The men also bond over food. A couple of times a week, it's up to Alonso to cook beans, rice, beef and chicken for Chapman and the other Latin players. Keeping Chapman fed is important. Eventually, his teammates will help him learn English.

"It's hard coming to this country and as Latinos, we have all been there, so we all help him out as much as we can," Alonso said. "Trust me, he's always eating Latin food so there is no problem with that. We all know how to cook on this team."

Chapman's story reminds Alonso of his own father's journey. Luis Alonso was a catcher and coach for the Havana Industriales during his younger days in Cuba. He considered defection, but never went through with it.

"My father traveled around Cuba playing baseball and he had the temptation of leaving the island, but he didn't do it because he didn't want to leave us," the first baseman said. "I don't think people really understand how hard it is to leave your family. I never saw my grandmother or grandfather after I left when I was 8. Here, you can have favorite cousins or uncles or aunts, but you don't get that when you leave Cuba. You are gone and they are gone and you maybe never see them again."

Reds' Class A Dayton pitching coach Tony Fossas can also relate to Chapman's plight and that's likely why he is paired with the pitcher during Spring Training. Fossas and his family left Cuba in 1968.

"For me, it's about assimilation and being a good person," Fossas said. "He has the talent and he's mature, but it's not always about that. I always believe that in order to be a good player or good at whatever career you choose, you have to be a good person. I tell that to my two kids. My son, Mark, is about his age and I see a lot of him in Aroldis."

So far, Chapman has thrown two bullpen sessions and will throw another on Monday.

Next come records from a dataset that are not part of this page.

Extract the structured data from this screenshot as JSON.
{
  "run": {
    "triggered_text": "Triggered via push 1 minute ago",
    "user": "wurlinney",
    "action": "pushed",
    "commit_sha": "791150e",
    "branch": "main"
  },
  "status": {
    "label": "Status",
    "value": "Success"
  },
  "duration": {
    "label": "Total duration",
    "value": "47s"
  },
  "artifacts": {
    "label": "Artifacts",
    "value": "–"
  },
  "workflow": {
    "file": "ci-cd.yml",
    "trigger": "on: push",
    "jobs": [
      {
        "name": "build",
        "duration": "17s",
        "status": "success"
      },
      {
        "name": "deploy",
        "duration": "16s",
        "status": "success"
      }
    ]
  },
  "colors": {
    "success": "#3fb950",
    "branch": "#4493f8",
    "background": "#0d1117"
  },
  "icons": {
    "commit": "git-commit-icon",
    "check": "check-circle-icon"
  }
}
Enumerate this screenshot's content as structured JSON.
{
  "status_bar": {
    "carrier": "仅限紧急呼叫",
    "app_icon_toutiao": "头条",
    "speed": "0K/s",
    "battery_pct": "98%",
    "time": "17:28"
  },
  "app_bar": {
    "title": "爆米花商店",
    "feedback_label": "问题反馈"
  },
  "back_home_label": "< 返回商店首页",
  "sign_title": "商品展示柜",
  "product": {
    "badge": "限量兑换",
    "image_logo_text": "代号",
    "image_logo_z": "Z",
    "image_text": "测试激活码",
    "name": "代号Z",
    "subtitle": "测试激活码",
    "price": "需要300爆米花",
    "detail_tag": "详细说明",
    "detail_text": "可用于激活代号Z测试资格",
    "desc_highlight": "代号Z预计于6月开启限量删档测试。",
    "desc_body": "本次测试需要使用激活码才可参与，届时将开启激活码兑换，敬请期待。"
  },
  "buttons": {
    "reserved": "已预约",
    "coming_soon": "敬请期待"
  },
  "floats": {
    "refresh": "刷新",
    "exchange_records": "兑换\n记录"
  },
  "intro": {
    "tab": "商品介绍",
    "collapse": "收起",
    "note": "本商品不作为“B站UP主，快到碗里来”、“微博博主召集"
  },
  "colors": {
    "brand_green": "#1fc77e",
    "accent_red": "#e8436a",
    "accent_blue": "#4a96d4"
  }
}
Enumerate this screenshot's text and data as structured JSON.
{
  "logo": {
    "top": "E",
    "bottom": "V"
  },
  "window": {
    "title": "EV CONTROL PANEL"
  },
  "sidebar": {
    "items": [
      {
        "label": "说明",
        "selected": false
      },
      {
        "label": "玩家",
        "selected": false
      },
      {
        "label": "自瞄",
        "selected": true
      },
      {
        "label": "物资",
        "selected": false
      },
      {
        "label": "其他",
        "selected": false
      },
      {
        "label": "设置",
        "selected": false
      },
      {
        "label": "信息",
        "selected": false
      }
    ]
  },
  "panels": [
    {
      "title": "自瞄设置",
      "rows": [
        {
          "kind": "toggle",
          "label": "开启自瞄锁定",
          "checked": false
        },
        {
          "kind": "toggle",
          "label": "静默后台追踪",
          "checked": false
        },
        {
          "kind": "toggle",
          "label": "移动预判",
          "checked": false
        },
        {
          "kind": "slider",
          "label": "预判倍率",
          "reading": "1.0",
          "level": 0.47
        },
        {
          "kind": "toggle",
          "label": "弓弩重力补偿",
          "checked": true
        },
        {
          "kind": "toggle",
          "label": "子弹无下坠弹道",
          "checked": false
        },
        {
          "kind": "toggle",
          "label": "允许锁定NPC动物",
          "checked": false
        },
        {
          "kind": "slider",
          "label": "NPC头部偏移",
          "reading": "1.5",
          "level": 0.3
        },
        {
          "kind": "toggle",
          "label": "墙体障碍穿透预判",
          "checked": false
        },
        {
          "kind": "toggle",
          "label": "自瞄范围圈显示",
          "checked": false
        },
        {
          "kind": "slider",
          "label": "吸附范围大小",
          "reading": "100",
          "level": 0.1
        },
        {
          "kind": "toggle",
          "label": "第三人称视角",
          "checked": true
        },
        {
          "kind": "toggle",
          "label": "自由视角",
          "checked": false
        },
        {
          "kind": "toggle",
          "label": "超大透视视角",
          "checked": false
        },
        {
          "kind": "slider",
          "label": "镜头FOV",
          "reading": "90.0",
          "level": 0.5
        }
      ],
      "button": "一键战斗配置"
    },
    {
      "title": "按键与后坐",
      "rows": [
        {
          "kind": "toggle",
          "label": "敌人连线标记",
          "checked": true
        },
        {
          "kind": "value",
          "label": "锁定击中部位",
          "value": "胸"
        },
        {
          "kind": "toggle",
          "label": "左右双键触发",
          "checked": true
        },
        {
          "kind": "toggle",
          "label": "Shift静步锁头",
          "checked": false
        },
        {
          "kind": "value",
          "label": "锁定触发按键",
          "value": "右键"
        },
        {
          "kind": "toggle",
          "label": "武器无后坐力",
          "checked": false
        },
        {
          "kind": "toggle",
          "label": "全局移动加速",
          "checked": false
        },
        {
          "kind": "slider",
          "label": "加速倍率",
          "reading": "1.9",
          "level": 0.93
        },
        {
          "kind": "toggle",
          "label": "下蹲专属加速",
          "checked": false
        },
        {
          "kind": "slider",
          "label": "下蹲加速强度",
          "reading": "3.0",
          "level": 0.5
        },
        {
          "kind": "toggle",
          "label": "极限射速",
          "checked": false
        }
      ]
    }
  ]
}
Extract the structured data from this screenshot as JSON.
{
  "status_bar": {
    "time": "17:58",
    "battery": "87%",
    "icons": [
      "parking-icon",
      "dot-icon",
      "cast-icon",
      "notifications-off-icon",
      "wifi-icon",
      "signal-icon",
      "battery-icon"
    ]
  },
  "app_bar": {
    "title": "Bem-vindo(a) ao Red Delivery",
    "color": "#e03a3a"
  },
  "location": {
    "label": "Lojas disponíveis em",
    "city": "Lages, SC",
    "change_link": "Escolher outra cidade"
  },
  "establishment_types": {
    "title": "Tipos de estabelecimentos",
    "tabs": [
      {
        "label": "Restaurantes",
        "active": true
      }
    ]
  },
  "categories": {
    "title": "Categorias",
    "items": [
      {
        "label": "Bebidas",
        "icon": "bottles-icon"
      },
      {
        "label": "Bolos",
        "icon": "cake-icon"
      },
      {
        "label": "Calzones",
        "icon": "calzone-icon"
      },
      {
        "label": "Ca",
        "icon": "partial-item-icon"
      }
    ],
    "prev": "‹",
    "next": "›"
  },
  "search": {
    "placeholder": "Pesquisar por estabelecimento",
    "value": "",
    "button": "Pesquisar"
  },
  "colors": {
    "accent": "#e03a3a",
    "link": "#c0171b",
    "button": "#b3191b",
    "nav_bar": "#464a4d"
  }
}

He is scheduled to face live hitters on Wednesday and Saturday, and plans to pitch in a game in a few weeks.

His pitching mechanics are not where they will be at midseason, but that's normal for pitchers during Spring Training -- especially young pitchers. In that way, Chapman is just like every other young player or person in the world.

"I have a 22-year-old daughter, and you have to understand a person's age and where they are at during this time of their lives," Reds pitching coach Bryan Price said. "You want everybody to look like an old pro, but they are not. He's a kid, as are a lot of guys in our clubhouse, and as much as you want to hold them all accountable and all follow the same rules, you have to have an appreciation of what it's like to be a young person. There is a learning curve and a maturation process."